Hearing Mama Blantina had fractures of both lower legs in August, they paid her a visit and were delighted to see that she has at last started walking with the help of her zimmer frame. She has had the plaster casts on for 10 weeks. Blantina is an amazing lady, she suffers from Osteogenosis Imperfecta. She is classed as a hero in the village, when she was younger she looked after 10 orphans, encouraged people to be tested for HIV/Aids, to keep up to date with their retesting and drugs needed to improve their lives and always around to help those in need. Blantina also makes and sells baskets to earn a little money. She is loved and admired by all.


Sam Sofya, our volunteer dentist, arrived in November and soon set to work checking and treating patients in need of dental treatments, ably assisted by Mama Upendo.

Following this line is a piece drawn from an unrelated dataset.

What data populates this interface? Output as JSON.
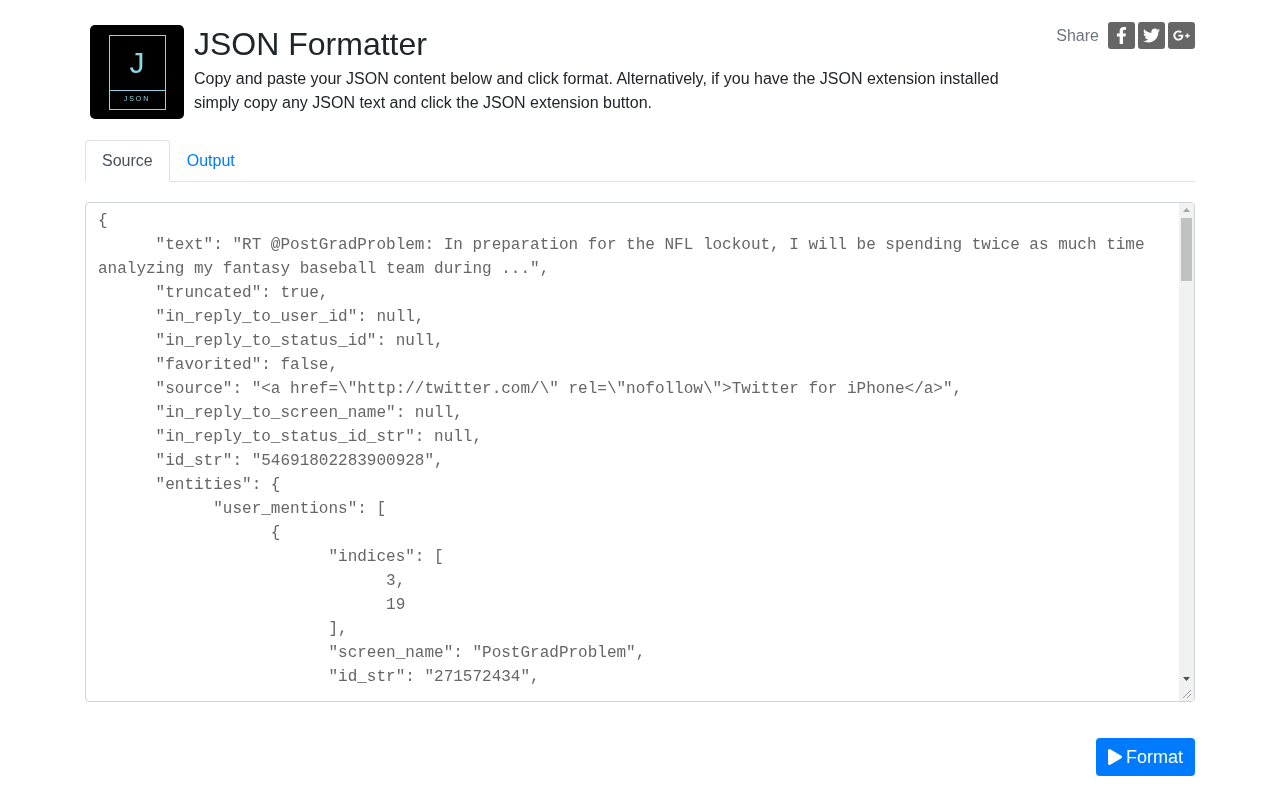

He is very popular and a great support to those in the area and to us at the Children’s Village.





huge thanks to everyone who has helped and supported us this year. we cannot do this without you!
Also thanks to our amazing staff who look after the Children’s Village with love, care and compassion.




Kastory & Kaiza have done really well at school and are fully involved in the life of the Children’s Village.

Kastory, now 17, is a natural leader and has taken on many responsibilities in the house for the older boys. He loves helping others – the younger ones with their homework, the older ones with their various projects for their future.
Kastory wants to be an engineer and his brother a doctor.

DONATE TODAY. Help Kastory, Kaiza and the other children of Igoda Children’s Village family fulfil their dreams. They are the future.

Just £5 can pay for 1 child’s exercise books & writing materials.
£10 = 1 week’s education costs for 1 child.
£40 = 1 month costs.

DONATE NOW, just click on the link below. Thank you.



Kastory & Kaiza quickly settled in the Igoda Children’s Village and started school in the same grade, although Kastory was 12, three years older than his brother Kaiza. It was the first time either had been to school.

They have both been top students and head boys, and graduated from the Medium Primary School with high honours.
Kastory was given two award certificates: one for Leadership and one for Hard Working. They now study at Madisi Secondary Pre Form1.

Kastory and Kaiza visit and help their father regularly, walking the many miles to their former village.

The difference in the demeanor and appearance of the boys is obvious in the photo and clearly shows the good work done in the Children’s Village.

Find out tomorrow how they have progressed at the Igoda Children’s Village.



Learning for Life

This is the story of children in Tanzania who needed help and, through perseverance and the assistance of the Igoda Children’s Village, have achieved a better life. They, and the other children in the Village, now need our help to secure their future. Here’s their story:

In 2012 two boys started following our volunteer doctor while she was making home visits in a neighbouring village. It transpired that they had not eaten anything that day and were hungry. Their mother had died, and their elderly father was not able to take care of them. When not looking after their father they scavenged for food as best they could. It was apparent they needed help.

After many discussions with the Village Community Committee they got the permission to come to the Igoda Children’s Village. Kastory was 12 years old and Kaiza 9. Neither had ever been to school.

Find out tomorrow how they got on in their new home at the Igoda Children’s Village.


We’d love for you to join us to make a world of difference.

#GivingTuesday takes place on the Tuesday 3 December and is a day to give back and do good.

Since its launch in 2012, #GivingTuesday has grown to be a truly global phenomenon and there are now official campaigns in 40 countries, with support on the day extending to over 70 countries last year.

Here in the UK, #GivingTuesday is powered by the Charity Aid Foundation (CAF) and we’re proud to be part of something truly amazing. Last year 1 in 10 people in the UK did something on the day, raising money & donating. The campaign holds the world record for the most money raised online for charity in 24 hours, and last year raised $64 million globally.

We’d love for you to join us to make a world of difference.